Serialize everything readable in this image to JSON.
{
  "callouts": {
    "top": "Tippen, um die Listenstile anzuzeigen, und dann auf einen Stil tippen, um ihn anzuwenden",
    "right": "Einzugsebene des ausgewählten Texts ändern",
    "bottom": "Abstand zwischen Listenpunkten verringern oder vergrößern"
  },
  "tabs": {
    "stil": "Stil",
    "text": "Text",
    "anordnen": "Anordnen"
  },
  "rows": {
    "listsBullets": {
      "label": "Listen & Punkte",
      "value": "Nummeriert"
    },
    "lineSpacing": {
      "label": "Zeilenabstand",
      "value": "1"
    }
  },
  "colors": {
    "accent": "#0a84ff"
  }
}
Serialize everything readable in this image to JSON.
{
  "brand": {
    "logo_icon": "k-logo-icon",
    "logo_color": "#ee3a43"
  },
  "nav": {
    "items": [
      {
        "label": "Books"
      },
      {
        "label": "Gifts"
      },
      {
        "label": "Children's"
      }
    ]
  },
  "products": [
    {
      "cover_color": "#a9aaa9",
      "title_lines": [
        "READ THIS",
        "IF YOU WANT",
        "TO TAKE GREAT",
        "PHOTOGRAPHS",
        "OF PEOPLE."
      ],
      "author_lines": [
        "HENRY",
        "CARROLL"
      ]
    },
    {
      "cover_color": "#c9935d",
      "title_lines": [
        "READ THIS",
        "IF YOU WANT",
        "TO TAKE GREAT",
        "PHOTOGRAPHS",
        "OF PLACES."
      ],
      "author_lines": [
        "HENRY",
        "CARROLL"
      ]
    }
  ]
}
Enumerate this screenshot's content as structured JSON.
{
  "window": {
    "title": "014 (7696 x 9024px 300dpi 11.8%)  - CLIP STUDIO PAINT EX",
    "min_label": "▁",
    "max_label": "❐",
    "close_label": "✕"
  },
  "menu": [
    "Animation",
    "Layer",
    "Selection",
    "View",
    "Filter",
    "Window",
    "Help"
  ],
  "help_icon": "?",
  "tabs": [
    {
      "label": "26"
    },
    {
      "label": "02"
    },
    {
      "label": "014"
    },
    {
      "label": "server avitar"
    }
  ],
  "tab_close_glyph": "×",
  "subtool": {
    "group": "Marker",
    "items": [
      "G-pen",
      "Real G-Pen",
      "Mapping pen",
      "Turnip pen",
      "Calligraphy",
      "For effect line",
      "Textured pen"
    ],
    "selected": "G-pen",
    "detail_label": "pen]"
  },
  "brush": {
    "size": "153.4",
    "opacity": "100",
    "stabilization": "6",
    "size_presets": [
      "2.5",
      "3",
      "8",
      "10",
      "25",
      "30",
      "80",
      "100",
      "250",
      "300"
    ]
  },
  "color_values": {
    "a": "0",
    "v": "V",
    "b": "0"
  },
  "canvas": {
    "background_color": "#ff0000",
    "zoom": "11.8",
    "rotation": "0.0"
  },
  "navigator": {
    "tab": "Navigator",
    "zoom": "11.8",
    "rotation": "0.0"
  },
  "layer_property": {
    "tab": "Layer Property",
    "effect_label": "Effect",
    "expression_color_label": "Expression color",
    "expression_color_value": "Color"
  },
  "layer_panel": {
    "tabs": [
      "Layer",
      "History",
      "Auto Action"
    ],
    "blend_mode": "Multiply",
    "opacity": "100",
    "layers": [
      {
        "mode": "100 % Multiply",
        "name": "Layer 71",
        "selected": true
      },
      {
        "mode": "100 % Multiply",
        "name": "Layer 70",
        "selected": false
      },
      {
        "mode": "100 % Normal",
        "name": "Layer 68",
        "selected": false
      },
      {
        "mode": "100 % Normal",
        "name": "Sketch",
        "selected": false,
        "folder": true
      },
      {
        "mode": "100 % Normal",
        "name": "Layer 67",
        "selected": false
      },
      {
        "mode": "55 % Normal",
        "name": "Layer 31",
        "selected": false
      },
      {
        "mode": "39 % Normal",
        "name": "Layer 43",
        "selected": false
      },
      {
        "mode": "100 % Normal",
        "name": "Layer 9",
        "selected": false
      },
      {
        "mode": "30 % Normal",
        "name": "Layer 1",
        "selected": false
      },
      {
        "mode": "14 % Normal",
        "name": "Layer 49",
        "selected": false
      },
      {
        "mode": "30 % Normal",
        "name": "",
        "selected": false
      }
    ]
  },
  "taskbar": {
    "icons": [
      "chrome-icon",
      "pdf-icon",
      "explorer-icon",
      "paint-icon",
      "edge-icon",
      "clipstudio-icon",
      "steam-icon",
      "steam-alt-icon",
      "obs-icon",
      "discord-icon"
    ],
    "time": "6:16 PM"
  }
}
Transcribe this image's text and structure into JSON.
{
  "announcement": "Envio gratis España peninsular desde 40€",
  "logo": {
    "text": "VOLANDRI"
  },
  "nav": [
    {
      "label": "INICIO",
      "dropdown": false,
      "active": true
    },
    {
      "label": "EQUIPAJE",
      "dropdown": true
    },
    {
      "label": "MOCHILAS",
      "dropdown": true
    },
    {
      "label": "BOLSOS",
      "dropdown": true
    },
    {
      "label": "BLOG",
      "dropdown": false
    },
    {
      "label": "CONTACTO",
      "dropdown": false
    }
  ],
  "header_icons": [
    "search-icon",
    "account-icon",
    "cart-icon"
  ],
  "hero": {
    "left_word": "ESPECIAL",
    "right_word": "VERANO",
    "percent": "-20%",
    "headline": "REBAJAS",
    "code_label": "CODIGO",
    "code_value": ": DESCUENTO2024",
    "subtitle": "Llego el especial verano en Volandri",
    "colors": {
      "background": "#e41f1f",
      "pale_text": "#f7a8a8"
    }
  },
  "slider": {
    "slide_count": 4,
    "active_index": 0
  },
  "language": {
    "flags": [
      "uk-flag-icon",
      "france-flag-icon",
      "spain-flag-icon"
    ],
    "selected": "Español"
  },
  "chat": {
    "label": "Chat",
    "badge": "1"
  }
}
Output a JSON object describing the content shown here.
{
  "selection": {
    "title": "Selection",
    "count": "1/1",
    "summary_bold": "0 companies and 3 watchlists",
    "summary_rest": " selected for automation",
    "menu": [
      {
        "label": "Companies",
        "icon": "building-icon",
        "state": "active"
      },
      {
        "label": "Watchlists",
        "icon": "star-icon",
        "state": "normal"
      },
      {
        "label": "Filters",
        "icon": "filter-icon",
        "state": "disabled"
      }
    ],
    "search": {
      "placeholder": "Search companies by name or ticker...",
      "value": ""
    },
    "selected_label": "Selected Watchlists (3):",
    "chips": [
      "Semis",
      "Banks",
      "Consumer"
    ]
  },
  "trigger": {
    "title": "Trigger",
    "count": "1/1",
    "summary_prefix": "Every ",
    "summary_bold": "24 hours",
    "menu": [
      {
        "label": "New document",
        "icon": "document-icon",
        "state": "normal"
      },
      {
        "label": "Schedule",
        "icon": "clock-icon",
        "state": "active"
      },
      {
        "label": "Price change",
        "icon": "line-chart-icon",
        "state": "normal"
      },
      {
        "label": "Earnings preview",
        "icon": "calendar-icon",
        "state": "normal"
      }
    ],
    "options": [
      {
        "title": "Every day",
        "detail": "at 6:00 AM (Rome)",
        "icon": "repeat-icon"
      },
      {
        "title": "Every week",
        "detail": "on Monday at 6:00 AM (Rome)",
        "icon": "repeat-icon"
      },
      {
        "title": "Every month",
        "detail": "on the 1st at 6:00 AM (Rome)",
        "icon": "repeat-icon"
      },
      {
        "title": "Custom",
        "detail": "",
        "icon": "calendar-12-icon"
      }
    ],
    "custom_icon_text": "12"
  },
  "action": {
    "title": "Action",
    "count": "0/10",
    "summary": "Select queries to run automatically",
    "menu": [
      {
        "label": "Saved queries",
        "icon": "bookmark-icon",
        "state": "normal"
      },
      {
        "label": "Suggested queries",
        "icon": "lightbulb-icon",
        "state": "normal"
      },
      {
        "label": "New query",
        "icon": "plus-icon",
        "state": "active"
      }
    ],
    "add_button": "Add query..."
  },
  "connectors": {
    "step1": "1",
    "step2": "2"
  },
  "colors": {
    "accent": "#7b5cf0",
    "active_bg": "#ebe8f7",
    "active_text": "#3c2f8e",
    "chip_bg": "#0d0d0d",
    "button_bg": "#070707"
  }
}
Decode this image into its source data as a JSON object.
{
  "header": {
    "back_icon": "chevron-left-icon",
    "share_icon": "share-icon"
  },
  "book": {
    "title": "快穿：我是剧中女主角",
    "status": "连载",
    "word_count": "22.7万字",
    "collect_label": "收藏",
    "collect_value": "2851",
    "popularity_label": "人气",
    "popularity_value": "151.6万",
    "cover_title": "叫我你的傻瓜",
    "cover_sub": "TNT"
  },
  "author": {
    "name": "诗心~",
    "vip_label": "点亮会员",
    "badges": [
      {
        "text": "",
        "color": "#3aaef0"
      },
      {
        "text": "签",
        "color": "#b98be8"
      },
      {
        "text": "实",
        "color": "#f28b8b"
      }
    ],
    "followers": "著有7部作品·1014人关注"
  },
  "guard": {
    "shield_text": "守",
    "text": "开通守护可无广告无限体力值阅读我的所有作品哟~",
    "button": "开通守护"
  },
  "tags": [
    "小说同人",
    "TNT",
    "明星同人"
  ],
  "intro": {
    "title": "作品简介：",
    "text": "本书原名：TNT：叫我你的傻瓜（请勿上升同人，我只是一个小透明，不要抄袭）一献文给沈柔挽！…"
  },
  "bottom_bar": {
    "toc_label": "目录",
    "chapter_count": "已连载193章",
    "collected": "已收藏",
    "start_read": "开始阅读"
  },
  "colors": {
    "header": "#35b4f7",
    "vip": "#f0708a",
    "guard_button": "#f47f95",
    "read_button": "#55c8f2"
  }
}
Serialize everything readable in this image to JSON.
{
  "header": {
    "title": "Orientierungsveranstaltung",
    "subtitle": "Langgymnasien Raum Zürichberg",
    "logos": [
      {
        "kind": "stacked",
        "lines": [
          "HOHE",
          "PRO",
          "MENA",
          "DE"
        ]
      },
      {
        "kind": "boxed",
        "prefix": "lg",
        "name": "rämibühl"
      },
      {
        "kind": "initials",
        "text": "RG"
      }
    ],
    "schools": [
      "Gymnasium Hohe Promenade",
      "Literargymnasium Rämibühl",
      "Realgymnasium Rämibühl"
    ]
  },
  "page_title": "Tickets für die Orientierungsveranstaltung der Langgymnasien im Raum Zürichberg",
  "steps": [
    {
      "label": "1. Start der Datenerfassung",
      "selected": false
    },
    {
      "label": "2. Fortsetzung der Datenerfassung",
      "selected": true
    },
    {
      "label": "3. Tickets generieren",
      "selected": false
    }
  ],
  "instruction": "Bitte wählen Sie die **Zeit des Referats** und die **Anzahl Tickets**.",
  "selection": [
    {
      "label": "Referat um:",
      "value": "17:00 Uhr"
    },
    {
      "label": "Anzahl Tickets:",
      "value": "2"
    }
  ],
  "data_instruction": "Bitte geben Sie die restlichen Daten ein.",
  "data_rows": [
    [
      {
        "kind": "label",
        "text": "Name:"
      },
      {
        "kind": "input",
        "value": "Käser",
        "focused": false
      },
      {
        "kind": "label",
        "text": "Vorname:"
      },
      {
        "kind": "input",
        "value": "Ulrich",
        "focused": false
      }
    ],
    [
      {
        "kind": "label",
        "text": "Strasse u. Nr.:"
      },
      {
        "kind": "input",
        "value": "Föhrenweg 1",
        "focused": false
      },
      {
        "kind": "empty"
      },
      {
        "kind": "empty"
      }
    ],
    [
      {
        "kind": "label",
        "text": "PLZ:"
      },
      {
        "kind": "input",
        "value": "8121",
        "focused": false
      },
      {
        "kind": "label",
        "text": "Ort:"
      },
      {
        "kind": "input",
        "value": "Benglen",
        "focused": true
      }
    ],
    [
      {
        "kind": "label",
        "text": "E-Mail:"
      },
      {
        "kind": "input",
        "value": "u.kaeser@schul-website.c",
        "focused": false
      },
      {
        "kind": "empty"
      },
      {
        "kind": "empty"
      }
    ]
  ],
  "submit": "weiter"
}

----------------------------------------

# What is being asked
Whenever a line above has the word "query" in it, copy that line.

# Expected output
        "label": "New query",
    "add_button": "Add query..."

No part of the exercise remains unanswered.